* **TASK**
Among the entries below, how many lines contain the string "Part"? Only the number is wanted.
DATA RECORDS section start
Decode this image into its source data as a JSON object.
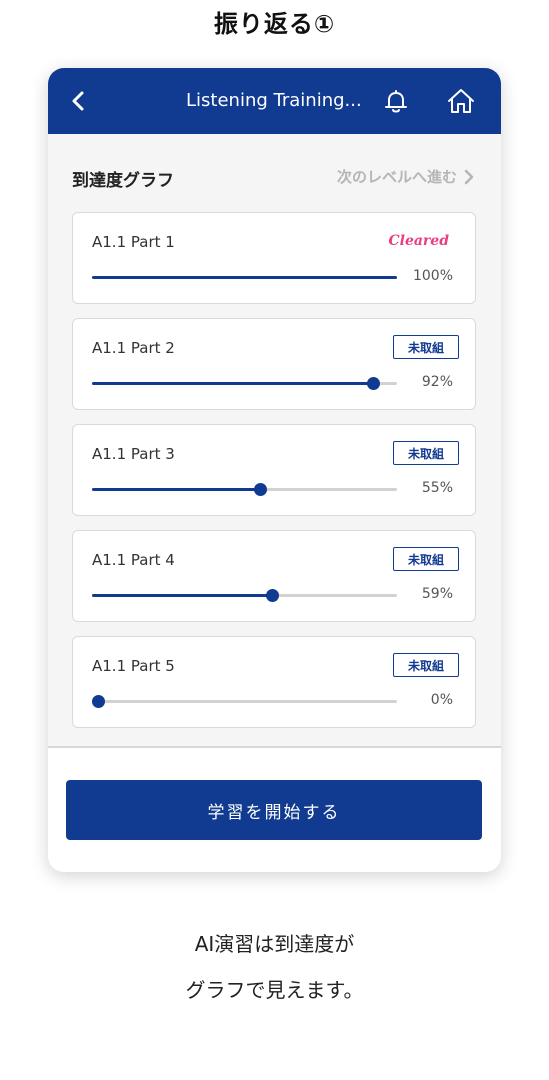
{
  "page": {
    "heading": "振り返る①",
    "caption_line1": "AI演習は到達度が",
    "caption_line2": "グラフで見えます。"
  },
  "header": {
    "title": "Listening Training...",
    "back_icon": "chevron-left-icon",
    "bell_icon": "bell-icon",
    "home_icon": "home-icon"
  },
  "graph": {
    "title": "到達度グラフ",
    "next_level_label": "次のレベルへ進む"
  },
  "cards": [
    {
      "title": "A1.1 Part 1",
      "status": "Cleared",
      "progress": 100,
      "progress_label": "100%",
      "cleared": true
    },
    {
      "title": "A1.1 Part 2",
      "status": "未取組",
      "progress": 92,
      "progress_label": "92%",
      "cleared": false
    },
    {
      "title": "A1.1 Part 3",
      "status": "未取組",
      "progress": 55,
      "progress_label": "55%",
      "cleared": false
    },
    {
      "title": "A1.1 Part 4",
      "status": "未取組",
      "progress": 59,
      "progress_label": "59%",
      "cleared": false
    },
    {
      "title": "A1.1 Part 5",
      "status": "未取組",
      "progress": 0,
      "progress_label": "0%",
      "cleared": false
    }
  ],
  "footer": {
    "start_button_label": "学習を開始する"
  },
  "colors": {
    "primary": "#113a91",
    "cleared": "#ea3d82",
    "muted": "#b5b5b5"
  }
}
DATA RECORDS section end
* **SOLUTION TO THIS EXERCISE**
5